I wasn't offered champagne to ease my walk to my car...which, by the way, wasn't parked in front. I had two blocks to walk. Champagne would have been nice. No hulking guy protected me from other people's elbows or umbrellas. Oh well.

After being directed into oncoming traffic by the Hulk, my husband grumbled. "...and if I get hit by a car I'll sue your sorry ass." He doesn't deal well with classism and unnecessary degredation. I consoled him by trying to find reason for this we're-more-important-than-you thinking.
...after a movie where characters were often called "Excellency", I said to my husband "I guess they called each other 'Excellency' so many times that they took it to heart."

"Ooooh....there's a Tim Horton's. Let's grab a coffee." he said, distracted already.

All was forgotten.

Edit: Sept 14...Case in point: Apparently, there's a big fuss going on now because Sean Penn was smoking a cigarette during a press conference despite anti-smoking laws. The discussion is about whether he should be fined like 'regular folk'. $125. Do you think he would care?

Edit #2: A friend had bought a house in Yorkville (the neighbourhood where celebrities and celebrity hounds gather). My friend can't even find parking close to his home during the festival. Thank god we had advance reservations for dinner or that would have been out of the question as well.

Our walk to the restaurant took twice as long because of the people in clusters on the sidewalk either waiting in line outside of restaurants or just lingering out front hoping to catch a glimpse of a celebrity. One group of fashionably painted and frocked women looked sadly like a gaggle of whores. I don't believe that was the effect they were hoping for, but then again you never know.
Maybe it was my imagination, but inside the restaurant I felt like I was being sized up a few times by other patrons. Was it my stunning good looks? (cough, puke) Were they regular patrons or stargazers trying to figure out who I am.

I did get to sign an autograph, though. Too bad it was my VISA bill for dinner. Oh well.


Anonymous said...

Lisa, I have waited in long lines and/or for a very long time for events at which famous people appeared. For example, Bruce Springsteen or U2 concerts (the long wait was to get near the stage for GA seating), a campaign stop by Bill Clinton & Al Gore in 1992, and a Lord of the Rings marathon showing (of all three movies) with appearances by several of the stars of the movie and a conversation by satellite with the director. In all those cases, the point for me was not to see the star or get an autograph--although I did see them and have a couple autographs). I waited (mostly) patiently not because I wanted to see the celebrities but because I wanted to hear, feel, experience, or contribute to whatever they were sharing at that time.

Whatever it is they've created is what interests or excites or inspires me, and the person's contribution becomes very much tied to it. In fact, in some cases, the person's public persona becomes so close to his or her product that, if that product is very inspiring to me, the person becomes very inspiring to me.

I find it a real conflict when I get too carried away by the inspiration and focus on the person instead. Because in general I feel the same way you do: what's so wonderful about these people that they get limousines and champagne and 10 feet of space free from jostling?
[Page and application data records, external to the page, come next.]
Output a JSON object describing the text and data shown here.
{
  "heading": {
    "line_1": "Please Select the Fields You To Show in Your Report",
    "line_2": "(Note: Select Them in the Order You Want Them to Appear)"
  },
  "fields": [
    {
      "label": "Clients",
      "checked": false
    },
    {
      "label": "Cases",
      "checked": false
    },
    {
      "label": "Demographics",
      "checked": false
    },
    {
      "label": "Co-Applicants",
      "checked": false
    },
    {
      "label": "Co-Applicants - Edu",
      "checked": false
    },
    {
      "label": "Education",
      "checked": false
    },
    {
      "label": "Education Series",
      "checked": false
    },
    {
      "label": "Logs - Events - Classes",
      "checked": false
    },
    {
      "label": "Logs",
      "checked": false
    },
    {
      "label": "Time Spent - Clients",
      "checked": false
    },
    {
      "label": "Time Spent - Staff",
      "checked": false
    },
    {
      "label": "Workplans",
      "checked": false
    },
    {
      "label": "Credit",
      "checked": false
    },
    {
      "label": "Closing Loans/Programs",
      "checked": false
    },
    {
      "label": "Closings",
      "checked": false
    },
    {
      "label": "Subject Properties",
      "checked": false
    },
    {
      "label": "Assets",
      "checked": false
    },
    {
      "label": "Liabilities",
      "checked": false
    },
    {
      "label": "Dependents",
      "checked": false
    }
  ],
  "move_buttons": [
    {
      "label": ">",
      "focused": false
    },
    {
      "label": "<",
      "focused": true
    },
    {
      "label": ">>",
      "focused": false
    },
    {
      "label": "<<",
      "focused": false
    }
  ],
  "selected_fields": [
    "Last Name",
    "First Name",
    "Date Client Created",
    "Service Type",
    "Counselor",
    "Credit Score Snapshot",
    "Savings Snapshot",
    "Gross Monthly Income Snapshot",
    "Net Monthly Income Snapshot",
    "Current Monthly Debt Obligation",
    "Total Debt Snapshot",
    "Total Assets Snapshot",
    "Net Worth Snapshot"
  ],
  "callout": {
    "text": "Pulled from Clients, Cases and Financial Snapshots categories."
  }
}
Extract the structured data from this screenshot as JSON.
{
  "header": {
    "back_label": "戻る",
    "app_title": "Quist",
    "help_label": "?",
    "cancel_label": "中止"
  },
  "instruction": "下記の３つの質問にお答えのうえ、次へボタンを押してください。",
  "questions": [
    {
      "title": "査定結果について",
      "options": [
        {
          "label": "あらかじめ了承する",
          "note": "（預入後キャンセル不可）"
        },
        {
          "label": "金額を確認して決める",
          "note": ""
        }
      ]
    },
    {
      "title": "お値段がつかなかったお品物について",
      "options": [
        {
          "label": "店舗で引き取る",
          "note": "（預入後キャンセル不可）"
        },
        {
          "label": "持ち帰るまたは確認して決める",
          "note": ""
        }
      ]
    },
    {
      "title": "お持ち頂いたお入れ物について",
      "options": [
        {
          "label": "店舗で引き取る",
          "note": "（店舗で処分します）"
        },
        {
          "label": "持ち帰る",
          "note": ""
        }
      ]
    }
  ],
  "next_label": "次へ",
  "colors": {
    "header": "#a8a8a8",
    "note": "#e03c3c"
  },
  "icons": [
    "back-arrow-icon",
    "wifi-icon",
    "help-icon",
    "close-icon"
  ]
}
Lisa said...

I can see the point if your wait or efforts get you a better seat or to a place where you can watch an interview or something, but not just for the sake of being in someone's presence.
I think there's an 'Us' and 'Them' thing that goes on and people want to be part of the 'Us' group. It sure as hell feels better than being one of 'Them'. It's social currency. But the point is that you are who you are and that doesn't change because of an autograph or picture.
I was once at a party with celebrities. The celebrities were in a VIP section, separate from us 'commoners'. After helping a photographer carry her equipment to the VIP area, she invited me in. So I would finally get to feel like a VIP instead of a commoner. Wrong. I felt self-conscious and more like an outsider in the inner circle than I did when I was outside of it. Would you have a better time at a party with your friends or at a party with total strangers? I determine my social worth intrinsically...not because of who I'm standing next to.